## HOW TO COMPLETE THIS TASK
Once a line is found to contain "down", copy it out of the listing.

## DATASET ENTRIES
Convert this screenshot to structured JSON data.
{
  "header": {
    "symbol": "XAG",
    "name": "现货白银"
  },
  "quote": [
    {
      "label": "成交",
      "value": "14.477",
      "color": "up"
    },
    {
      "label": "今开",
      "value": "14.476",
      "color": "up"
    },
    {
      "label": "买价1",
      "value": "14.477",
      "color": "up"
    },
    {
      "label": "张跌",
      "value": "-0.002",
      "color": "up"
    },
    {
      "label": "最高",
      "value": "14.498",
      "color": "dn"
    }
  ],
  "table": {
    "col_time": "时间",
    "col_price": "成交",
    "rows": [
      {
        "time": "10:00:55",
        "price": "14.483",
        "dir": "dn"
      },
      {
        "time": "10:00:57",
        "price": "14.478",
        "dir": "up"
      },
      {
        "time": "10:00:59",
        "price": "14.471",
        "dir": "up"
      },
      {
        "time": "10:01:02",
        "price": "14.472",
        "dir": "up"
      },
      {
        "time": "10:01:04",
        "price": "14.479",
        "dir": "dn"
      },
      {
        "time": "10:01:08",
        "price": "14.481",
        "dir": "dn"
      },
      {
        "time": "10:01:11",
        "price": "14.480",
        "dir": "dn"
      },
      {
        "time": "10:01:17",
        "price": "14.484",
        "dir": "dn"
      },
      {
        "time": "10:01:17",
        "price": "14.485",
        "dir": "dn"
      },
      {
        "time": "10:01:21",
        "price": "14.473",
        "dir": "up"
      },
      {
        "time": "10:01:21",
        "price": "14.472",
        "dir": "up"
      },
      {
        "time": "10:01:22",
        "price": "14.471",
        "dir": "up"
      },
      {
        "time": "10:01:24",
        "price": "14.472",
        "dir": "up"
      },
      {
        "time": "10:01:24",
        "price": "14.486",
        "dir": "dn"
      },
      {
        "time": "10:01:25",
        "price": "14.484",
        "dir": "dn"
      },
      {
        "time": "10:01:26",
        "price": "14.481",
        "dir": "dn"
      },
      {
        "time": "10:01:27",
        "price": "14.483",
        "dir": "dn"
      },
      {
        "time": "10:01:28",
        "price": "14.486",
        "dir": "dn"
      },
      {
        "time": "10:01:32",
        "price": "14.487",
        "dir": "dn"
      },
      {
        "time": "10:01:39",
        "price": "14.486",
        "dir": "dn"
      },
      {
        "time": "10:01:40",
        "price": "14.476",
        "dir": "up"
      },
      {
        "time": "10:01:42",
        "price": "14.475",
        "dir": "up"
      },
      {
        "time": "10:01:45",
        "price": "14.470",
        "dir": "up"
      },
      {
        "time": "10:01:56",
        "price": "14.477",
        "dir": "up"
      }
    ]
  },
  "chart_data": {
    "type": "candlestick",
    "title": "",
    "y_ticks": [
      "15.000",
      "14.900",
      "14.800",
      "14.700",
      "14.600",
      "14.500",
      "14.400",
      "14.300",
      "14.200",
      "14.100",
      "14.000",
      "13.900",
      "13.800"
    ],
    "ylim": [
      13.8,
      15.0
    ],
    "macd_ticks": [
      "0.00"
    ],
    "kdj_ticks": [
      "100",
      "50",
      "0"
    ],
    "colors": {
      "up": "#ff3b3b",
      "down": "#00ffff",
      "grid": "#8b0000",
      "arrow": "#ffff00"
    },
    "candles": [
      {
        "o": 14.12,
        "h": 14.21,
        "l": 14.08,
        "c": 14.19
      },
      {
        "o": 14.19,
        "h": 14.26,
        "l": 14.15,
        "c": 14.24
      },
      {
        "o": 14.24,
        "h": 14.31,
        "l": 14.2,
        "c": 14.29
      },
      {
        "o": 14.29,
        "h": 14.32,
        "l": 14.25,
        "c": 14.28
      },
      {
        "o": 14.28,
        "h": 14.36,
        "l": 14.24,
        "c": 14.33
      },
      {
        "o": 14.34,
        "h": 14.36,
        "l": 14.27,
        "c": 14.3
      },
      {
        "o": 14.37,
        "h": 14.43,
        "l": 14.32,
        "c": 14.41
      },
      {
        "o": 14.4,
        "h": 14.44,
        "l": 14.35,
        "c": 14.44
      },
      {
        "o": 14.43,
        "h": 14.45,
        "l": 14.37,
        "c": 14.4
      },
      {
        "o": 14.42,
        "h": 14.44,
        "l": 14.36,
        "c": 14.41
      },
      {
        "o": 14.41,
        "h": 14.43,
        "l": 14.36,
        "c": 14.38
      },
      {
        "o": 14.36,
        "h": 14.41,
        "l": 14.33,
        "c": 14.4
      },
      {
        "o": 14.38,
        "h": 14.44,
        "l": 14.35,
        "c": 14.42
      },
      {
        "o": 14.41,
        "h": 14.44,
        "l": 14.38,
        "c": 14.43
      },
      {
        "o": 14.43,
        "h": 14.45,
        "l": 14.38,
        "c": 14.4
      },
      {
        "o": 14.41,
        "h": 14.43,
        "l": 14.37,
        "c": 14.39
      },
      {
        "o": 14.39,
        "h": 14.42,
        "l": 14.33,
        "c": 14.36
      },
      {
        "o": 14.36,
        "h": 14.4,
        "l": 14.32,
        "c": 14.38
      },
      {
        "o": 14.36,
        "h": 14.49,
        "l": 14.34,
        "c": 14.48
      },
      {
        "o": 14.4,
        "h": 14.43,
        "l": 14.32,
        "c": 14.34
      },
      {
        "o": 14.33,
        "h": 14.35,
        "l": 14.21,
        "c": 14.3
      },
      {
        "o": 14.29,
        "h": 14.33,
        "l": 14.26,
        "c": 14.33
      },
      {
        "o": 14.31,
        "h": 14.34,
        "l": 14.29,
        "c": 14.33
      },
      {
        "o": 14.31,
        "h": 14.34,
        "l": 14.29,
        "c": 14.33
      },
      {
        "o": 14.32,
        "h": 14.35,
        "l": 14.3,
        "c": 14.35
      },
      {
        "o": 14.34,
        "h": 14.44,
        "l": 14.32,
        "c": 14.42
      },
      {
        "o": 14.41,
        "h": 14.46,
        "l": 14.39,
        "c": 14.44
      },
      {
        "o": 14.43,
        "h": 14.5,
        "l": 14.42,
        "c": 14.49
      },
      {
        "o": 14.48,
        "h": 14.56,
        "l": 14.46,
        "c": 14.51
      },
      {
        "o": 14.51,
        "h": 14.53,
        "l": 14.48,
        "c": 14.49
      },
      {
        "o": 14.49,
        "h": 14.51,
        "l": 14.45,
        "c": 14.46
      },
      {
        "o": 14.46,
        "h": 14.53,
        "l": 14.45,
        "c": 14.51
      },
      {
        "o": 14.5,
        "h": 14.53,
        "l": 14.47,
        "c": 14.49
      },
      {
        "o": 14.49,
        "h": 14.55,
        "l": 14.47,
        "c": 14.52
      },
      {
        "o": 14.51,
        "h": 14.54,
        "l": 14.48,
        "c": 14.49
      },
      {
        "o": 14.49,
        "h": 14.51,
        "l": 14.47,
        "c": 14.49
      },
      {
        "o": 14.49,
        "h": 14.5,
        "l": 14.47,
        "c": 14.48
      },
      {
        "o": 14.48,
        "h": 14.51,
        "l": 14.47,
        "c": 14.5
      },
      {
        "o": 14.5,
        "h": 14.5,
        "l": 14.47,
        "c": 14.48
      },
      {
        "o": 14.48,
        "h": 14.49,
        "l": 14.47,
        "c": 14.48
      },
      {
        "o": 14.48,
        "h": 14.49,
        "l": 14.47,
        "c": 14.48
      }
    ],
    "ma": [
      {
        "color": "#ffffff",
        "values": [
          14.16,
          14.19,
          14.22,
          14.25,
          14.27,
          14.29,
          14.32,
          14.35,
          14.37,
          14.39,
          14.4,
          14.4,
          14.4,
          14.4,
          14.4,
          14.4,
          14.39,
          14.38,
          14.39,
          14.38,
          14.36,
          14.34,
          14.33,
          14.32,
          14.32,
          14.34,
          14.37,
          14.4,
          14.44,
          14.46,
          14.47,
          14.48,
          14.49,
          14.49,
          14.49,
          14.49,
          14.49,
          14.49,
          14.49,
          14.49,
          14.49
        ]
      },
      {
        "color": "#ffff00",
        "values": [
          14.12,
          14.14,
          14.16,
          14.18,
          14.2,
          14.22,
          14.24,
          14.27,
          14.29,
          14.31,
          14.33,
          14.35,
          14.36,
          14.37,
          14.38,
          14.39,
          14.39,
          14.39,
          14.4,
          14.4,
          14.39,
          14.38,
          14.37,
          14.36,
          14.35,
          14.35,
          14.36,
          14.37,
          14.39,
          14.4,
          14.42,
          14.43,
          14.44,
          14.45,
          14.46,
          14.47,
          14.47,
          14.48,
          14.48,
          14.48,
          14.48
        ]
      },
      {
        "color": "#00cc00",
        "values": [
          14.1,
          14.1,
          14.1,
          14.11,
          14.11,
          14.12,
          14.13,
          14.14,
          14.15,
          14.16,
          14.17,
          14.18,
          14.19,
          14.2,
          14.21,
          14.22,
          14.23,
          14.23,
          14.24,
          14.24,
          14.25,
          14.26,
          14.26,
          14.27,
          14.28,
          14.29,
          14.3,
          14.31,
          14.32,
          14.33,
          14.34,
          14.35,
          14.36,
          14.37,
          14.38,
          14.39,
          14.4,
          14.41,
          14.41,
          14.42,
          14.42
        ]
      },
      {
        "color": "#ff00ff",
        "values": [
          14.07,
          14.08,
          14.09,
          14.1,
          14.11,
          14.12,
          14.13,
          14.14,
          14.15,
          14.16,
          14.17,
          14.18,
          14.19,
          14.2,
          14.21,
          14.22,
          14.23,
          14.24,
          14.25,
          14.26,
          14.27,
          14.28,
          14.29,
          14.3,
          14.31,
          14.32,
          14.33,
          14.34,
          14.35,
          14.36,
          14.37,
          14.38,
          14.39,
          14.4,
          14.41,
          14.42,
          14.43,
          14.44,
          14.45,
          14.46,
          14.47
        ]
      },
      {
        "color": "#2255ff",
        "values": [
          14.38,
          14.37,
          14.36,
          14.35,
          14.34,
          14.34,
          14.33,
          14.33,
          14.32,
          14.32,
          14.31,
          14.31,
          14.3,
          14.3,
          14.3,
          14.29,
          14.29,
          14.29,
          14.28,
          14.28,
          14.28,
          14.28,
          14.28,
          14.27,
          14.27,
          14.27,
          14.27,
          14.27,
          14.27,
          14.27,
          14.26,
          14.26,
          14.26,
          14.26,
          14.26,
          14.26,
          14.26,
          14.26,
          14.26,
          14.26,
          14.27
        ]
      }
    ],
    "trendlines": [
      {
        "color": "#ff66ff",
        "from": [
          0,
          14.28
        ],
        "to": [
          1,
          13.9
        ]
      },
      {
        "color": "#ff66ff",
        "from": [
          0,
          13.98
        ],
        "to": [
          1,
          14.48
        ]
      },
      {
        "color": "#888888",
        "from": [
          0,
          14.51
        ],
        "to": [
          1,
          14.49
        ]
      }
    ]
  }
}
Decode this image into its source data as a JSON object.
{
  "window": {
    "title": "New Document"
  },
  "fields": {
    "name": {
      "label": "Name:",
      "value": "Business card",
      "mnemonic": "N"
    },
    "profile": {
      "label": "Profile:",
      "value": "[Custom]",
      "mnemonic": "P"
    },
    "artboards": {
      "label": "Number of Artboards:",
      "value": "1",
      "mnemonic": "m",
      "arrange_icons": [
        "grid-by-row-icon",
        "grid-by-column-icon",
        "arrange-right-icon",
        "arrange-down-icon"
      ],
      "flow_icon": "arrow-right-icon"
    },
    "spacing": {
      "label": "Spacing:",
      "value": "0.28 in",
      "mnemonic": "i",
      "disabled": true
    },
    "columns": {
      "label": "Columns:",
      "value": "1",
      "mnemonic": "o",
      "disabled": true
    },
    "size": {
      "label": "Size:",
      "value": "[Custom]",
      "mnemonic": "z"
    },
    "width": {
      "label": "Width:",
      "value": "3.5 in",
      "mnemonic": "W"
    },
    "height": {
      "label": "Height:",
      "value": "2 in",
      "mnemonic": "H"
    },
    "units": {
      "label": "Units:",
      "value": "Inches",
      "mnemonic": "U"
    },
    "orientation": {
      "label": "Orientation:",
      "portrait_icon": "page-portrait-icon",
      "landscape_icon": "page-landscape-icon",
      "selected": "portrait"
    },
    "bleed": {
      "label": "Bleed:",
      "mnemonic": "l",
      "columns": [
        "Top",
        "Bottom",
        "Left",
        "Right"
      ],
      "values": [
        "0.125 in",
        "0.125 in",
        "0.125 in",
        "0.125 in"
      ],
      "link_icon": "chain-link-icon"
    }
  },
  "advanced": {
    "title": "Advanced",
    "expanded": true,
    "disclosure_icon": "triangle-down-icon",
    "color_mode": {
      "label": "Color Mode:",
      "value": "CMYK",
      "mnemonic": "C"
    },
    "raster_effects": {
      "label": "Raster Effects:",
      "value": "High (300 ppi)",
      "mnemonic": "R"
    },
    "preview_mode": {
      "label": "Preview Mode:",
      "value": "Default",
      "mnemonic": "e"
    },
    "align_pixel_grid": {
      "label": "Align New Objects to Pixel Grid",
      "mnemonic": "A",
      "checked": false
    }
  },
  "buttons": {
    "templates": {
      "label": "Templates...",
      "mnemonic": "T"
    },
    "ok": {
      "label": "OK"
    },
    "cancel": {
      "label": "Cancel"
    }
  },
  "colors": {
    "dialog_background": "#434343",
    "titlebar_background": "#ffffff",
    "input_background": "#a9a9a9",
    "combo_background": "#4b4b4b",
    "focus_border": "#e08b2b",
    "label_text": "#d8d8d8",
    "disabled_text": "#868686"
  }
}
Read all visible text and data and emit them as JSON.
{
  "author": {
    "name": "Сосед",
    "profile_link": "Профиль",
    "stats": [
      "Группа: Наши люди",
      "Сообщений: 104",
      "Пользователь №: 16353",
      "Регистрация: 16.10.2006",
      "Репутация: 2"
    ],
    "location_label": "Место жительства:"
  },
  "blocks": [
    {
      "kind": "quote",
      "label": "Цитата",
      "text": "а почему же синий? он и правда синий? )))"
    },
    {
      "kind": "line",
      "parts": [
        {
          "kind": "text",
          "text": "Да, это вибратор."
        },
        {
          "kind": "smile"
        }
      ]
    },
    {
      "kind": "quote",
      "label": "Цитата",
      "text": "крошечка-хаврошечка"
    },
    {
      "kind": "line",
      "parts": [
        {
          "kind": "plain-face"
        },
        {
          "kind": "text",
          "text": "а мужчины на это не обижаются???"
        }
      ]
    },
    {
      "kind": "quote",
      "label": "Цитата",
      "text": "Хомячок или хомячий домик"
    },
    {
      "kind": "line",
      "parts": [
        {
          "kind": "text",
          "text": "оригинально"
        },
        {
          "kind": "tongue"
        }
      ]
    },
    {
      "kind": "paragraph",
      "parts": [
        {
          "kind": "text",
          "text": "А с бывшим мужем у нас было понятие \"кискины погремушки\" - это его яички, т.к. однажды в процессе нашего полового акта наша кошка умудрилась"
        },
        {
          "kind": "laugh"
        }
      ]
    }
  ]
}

## SOLVED PROBLEM
      "down": "#00ffff",
        "arrange-down-icon"
    "disclosure_icon": "triangle-down-icon",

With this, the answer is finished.